A summary of the epidemiological and HRQOL findings related to FGIDs is shown in Table 1. Based on the literature, a conceptual model related to HRQOL can be proposed (see Figure 1). The important disease variables predicting HRQOL in FGIDs appear to be symptom severity, particularly pain, and psychological distress. These two main disease variables can also influence each other. Risk factors which affect these disease variables may include gastrointestinal-related factors, such as visceral hypersensitivity and altered gastrointestinal motility, which primarily affect gastrointestinal symptom severity; however, other risk factors include psychosocial factors, such as childhood adversity, chronic life stressors, psychological conditions and lack of social support, which primarily affect psychological distress. Extra-intestinal symptoms, such as fatigue, are associated with both disease variables of psychological distress and gastrointestinal symptom severity.

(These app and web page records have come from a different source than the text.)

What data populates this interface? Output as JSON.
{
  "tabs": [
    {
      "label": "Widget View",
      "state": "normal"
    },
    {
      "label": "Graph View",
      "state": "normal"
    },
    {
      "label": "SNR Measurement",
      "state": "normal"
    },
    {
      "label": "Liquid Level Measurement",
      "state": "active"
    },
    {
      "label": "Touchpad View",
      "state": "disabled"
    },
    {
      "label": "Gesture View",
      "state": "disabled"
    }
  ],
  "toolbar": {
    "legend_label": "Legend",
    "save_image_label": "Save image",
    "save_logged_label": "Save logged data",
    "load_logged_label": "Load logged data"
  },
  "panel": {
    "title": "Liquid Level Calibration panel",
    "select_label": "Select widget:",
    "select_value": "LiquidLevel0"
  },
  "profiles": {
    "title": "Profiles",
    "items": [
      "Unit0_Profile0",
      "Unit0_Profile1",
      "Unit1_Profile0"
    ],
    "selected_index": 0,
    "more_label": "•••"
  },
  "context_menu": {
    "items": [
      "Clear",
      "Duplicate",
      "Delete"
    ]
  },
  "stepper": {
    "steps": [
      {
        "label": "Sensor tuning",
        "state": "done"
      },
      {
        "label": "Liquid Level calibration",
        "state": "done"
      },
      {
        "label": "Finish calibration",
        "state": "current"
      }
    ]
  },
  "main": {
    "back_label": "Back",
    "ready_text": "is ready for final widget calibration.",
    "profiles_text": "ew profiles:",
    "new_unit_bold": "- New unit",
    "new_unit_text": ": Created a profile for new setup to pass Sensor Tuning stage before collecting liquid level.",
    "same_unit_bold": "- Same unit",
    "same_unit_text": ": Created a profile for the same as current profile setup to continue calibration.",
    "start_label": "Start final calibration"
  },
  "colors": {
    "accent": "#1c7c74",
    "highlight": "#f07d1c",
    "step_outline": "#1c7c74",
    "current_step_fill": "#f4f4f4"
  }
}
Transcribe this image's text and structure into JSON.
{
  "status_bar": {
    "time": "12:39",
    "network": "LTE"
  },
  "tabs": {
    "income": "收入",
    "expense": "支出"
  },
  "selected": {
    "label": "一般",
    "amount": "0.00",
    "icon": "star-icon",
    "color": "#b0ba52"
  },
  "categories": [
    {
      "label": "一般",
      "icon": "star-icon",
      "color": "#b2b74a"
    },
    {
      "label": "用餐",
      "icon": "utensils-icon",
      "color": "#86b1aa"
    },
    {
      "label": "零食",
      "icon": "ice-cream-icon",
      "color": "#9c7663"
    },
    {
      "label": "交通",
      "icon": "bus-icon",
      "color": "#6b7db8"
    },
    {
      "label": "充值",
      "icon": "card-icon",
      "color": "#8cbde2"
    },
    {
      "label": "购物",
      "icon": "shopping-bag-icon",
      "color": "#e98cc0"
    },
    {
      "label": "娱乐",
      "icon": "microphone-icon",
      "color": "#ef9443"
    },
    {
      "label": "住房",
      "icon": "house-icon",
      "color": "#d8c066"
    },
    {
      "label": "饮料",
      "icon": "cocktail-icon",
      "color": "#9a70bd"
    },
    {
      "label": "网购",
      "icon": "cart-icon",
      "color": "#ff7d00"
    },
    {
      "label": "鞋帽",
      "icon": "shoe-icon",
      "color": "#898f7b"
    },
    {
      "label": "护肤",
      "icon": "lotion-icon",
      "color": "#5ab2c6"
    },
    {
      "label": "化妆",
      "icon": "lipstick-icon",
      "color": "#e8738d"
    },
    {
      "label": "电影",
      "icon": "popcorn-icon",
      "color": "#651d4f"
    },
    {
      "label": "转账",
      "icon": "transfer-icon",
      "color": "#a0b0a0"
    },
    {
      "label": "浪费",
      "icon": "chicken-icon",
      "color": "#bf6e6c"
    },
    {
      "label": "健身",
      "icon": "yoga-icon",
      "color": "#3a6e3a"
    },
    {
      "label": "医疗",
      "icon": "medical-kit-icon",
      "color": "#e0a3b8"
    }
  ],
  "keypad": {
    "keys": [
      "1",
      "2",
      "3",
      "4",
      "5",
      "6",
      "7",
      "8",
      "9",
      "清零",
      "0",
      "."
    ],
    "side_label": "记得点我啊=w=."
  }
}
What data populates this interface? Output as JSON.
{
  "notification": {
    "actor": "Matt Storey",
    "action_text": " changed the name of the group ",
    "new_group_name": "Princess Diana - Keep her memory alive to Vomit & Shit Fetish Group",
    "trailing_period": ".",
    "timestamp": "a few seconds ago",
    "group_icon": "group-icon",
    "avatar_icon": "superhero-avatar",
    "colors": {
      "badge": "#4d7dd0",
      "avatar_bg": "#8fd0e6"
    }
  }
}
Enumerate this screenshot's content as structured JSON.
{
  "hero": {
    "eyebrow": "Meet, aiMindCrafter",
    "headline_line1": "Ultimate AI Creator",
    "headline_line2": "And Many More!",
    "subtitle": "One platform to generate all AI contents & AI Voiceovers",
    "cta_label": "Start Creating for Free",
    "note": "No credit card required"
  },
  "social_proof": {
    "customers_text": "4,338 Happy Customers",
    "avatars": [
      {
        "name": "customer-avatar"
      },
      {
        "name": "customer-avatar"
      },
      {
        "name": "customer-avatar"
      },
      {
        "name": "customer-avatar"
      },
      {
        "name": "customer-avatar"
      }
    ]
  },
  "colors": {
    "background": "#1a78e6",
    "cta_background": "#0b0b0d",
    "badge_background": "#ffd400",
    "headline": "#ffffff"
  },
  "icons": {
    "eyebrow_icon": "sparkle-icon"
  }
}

Although gastrointestinal-related symptoms are obviously important, non-gastrointestinal symptoms appear to have a major, if not greater, effect on health care visits, health care costs and HRQOL in IBS.
|Prevalence of FGIDs: IBS, 5–25%; chronic constipation, 1.2–27%; dyspepsia, 25% (functional dyspepsia is most common)|
|FGIDs account for 41% of diagnoses in GI speciality practices|
|IBS comprises 12% of the diagnoses in primary care and 28% of the diagnoses in GI practices|
|Female predominance in IBS (particularly constipation subgroup) and chronic constipation, but not functional dyspepsia|
|Similar reports of pain in IBS, but greater reporting of non-pain-related symptoms in women|
|Health care burden in IBS|
|Increased GI- and non-GI-related physician visits|
|Increased abdominal and pelvic surgeries|
|Increased health care costs, particularly out-patient services and excess costs for non-GI-related services|
|Decreased HRQOL in IBS, functional dyspepsia and chronic constipation|
|Improvement in HRQOL can be associated with positive symptom response to treatment|
|Predictors of HRQOL include early adverse life events, psychological distress, stress-related symptoms and pain|
Further studies are needed to address several issues of HRQOL in patients with FGIDs: (i) assessment in non-consulters vs. consulters; (ii) assessment in a primary care population vs. speciality patient population; (iii) further analysis of risk factors and disease variables to determine the primary mediating factor predicting HRQOL (e.g. does gastrointestinal symptom severity primarily affect HRQOL through distress?); (iv) the importance and predictive value of non-gastrointestinal symptoms on health care seeking and costs and HRQOL; and (v) the determination of whether the predictive factors of HRQOL predict other clinically significant outcomes, including resource utilization, satisfaction with care and specific treatment responses.